The Maurice Ravel composition premiered in Paris in November 1928, wowed audiences across Europe, then was unveiled in America the following November when Arturo Toscanini conducted the New York Philharmonic at a slightly faster tempo than Ravel preferred. Paramount bought the rights -- mogul Adolph Zukor erroneously believed he was purchasing an opera -- so his studio fashioned an anachronistic story set in the 1910s to accompany it. (In the film, "Bolero" is played at the faster Toscanini style.)
Raft was an accomplished dancer, Lombard reasonably proficient at dance from her days at the Cocoanut Grove, and (with occasional help from doubles) "Bolero" became a hit following its U.S. release in February 1934. That September, the film premiered in Germany, and a program promoting it is up for auction at eBay. The cover, sponsored by Film-Kurier magazine:
Inside, plenty of pictorial goodies (and if you can read German, even better):
The starting bid is $15, and the auction closes at 9:07 p.m. (Eastern) Wednesday. To place your bid, visit https://www.ebay.com/itm/Carole-Lombard-George-Raft-and-Frances-Drake-original-German-program-1934-Bolero/233700645870?hash=item3669a4dbee:g:hCsAAOSwGYNfToXA.
To close, "Bolero" at the sensual tempo Ravel preferred.

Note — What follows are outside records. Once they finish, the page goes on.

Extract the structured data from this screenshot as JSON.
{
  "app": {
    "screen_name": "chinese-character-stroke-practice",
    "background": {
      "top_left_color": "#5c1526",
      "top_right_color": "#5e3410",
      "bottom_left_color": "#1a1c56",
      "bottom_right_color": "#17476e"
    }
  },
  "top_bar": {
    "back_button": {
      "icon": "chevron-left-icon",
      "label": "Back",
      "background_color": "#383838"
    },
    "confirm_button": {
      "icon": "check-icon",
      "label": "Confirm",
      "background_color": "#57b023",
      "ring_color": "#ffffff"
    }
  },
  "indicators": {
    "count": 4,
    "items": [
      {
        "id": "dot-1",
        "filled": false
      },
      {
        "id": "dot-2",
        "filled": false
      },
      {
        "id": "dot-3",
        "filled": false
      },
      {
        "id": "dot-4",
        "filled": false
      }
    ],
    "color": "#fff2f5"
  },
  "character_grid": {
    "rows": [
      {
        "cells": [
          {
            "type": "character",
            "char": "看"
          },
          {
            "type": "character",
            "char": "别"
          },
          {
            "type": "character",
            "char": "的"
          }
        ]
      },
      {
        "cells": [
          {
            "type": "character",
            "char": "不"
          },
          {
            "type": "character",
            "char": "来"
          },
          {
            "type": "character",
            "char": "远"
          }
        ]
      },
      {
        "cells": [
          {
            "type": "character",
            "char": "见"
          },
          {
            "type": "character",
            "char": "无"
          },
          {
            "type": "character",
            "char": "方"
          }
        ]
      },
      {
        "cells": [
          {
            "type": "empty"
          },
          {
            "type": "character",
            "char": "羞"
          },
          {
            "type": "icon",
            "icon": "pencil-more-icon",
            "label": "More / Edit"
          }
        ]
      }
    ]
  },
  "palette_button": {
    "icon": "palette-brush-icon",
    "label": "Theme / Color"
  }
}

I wish I knew the orchestra performing this, but its members do a splendid job.